FIG. 1 shows by way of example that the dipole halves 13′ and 15′, located on the left in each case, are fed there at a corresponding feed point 35 via two separate feed cables 27 and that connecting cables 31 lead from there to the in each case opposite dipoles 13″ and 15″, respectively, to feed points provided there.
 Thus, for example, all dipole squares 3 which are larger in FIG. 1, but also all smaller dipole squares 5, can be fed in the same manner.

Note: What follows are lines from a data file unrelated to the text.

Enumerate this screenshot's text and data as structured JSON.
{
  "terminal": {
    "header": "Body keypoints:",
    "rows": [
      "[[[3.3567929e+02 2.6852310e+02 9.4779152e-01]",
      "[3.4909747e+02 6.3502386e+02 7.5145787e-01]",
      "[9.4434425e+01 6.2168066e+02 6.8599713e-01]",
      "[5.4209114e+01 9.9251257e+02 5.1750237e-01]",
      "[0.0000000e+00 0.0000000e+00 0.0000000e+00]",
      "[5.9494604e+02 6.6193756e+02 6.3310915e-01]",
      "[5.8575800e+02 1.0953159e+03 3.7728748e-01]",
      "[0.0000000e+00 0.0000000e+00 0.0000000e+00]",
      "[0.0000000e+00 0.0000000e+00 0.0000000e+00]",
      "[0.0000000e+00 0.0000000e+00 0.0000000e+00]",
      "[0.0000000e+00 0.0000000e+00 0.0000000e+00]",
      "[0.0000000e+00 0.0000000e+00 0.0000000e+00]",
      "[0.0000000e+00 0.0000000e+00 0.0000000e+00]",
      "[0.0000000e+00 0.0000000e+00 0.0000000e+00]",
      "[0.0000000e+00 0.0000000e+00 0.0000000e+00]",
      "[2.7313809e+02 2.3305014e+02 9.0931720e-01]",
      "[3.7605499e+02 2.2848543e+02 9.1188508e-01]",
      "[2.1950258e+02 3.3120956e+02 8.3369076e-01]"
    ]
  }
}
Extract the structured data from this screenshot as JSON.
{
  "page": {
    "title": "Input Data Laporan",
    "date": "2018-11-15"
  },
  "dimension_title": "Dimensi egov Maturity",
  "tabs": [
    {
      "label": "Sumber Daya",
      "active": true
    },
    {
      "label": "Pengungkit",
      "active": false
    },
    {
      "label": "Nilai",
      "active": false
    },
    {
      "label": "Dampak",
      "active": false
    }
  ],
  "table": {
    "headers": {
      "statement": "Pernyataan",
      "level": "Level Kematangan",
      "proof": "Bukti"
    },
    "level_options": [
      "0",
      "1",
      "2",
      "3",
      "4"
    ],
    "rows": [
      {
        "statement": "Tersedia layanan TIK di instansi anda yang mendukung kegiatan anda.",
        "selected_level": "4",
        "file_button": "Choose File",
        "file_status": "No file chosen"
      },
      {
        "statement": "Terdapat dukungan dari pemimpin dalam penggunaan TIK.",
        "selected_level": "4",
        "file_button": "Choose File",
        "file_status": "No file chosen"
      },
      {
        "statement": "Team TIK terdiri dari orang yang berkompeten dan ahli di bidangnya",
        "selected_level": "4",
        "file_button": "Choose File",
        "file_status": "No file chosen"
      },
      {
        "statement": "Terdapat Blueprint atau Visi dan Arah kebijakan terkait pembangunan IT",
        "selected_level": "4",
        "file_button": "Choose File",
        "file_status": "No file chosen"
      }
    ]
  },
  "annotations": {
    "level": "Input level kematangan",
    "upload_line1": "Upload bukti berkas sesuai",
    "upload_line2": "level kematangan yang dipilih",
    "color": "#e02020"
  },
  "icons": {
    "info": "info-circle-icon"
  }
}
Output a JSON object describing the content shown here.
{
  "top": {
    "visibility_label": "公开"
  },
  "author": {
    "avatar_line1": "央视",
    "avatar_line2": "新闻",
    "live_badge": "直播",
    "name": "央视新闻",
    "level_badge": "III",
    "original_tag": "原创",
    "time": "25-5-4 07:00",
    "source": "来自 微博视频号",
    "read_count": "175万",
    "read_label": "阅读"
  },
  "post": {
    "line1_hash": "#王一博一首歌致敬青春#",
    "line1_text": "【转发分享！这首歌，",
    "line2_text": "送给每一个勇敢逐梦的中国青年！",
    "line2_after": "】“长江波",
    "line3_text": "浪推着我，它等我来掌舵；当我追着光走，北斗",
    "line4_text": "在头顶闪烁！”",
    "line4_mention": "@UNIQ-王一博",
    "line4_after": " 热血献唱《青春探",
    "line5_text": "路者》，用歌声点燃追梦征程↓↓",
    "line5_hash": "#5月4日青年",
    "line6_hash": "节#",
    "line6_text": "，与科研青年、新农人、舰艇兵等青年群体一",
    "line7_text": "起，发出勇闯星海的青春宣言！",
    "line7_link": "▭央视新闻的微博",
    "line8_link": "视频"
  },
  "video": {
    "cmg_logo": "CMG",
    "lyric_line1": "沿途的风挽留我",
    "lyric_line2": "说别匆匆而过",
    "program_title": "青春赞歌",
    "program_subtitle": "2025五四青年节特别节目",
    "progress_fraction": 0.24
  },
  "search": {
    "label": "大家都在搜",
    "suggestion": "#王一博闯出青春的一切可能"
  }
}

 However, it is also possible that, for example, a single dipole square or, in the case of even more dipole squares arranged above one another vertically, for example one half or any other combination of dipole squares are fed differently. Thus, it is shown, for example with respect to the lowest dipole square 3 in FIG. 1, that there, feeding takes place via two separate feed cables at the dipoles on the right in the dipole square, namely at dipole 13″ and dipole 15″, namely at the feed points explained. The feeding at the opposite parallel dipole is then carried out in each case starting from the first feed point via two separate connecting lines 31:.
 Depending on whether in each case firstly the first feeding takes place and which of the dipoles, which are in each case parallel in pairs, of a dipole square is connected electrically by the connecting line starting from the first dipole, a different measure of the tracking is also obtained.
FIGS. 6 and 7 show two examples of one set of eight dipole squares arranged one above another in 45° orientation which, to achieve a quite particular value for the tracking, exhibit different feeding once with respect to the dipoles on the left or with respect to the dipoles on the right. This correspondingly applies to the exemplary embodiment according to FIG. 7 which shows six dipole squares arranged above one another in 45° orientation. The feeding for the various dual-polarized dipole squares is implemented starting in each case from a main feed line 27 via subsequent distributors and taps. The reflector plate is not drawn in in FIGS. 6 and 7.